>> yes. i heard yelling. i heard yelling.

>> reporter: the woman calling didn't give her name and abruptly hung up.

>> hello?

>> reporter: police checked with anna - lisa 's neighbors. no one could identify the caller. another dead end .

>> was there a time when you thought this case may never be solved?

>> oh, definitely. i felt like the police had no idea, no direction. it was just a mystery.

>> so you've got suspicions about nelson sessler. you've got a 911 call. you've got a lot of blood and evidence from the crime scene , but no primary suspect? how long did this case stay that way?

>> i'd say about five months.

>> a long five months.

>> reporter: and then on march 23rd , 2003 , just across the connecticut state line here in westchester county , new york, another stabbing would change the course of the anna - lisa investigation. a woman brought her husband here to the westchester medical center . he had been stabbed in the chest. and this couple's story was so flat-out weird, veteran police detectives are still talking about it.

>> she originally tells me that, you know, paul had came home from work and he was injured.

>> reporter: allison said while the husband, paul, was being taken to the e.r., she spoke with his wife, a woman named sheila davalloo .

>> i sat down with her, she was polite, cooperative.

>> he was like can you look at it? and i get nauseous. i couldn't look at it.

>> reporter: but this case was about to take a hairpin turn, because the gravely injured husband was conscious and telling a very different story. he said he was injured while he and his wife were playing some sort of game at home.

>> what do you think about it?

>> we were just playing a game.

>> reporter: clearly something went wrong and police were about to learn that this game, this injured man and his wife would have a curious connection to the life and death of anna - lisa raymundo.

>>> coming up, exactly what kind of game was this couple playing?
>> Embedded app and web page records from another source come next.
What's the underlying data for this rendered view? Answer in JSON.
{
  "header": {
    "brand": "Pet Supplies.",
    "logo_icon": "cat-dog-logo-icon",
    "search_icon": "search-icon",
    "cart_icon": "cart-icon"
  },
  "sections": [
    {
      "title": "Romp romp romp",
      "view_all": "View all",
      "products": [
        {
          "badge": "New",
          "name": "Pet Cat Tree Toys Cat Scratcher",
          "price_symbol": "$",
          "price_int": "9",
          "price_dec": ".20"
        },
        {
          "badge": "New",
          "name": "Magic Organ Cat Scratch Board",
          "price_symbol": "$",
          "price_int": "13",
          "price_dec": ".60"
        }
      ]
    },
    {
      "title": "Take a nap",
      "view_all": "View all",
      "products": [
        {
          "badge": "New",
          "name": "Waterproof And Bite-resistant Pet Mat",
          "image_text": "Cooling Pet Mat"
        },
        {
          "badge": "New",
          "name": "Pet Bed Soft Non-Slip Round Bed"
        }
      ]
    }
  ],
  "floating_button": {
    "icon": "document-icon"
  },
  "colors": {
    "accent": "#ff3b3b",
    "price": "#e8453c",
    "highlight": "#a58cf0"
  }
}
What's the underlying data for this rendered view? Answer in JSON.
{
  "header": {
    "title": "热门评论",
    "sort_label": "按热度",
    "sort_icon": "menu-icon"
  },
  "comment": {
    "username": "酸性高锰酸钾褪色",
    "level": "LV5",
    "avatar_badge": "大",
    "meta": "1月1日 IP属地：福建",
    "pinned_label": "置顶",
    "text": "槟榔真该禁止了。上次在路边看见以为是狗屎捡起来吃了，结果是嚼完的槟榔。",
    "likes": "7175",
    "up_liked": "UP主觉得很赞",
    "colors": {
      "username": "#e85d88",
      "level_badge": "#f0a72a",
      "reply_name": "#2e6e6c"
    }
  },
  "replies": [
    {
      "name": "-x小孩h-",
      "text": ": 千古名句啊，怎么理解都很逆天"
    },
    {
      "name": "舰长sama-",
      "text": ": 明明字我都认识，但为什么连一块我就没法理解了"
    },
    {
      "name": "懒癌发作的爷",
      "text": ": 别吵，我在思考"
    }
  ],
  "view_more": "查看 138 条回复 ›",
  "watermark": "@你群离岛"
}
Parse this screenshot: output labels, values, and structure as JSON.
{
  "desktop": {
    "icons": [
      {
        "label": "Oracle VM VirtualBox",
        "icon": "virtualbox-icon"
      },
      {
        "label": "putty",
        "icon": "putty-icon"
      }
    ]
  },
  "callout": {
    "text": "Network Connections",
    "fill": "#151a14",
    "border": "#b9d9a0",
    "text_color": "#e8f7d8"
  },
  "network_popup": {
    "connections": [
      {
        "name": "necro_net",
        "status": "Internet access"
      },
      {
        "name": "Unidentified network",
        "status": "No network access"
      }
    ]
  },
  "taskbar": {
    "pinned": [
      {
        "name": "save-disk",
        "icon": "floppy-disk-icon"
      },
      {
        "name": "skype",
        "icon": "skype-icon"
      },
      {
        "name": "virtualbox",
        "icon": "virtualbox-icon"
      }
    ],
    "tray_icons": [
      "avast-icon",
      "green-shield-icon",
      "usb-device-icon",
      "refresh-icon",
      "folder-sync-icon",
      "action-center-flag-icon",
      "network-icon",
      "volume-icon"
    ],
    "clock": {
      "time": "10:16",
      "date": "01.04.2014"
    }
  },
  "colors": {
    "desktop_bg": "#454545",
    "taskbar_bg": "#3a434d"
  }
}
>> now, i'm not passing judgment. but when a game involves a blind fold and handcuffs --

>> you want to think it's got to be sexual.

>> when "dateline" continues. the number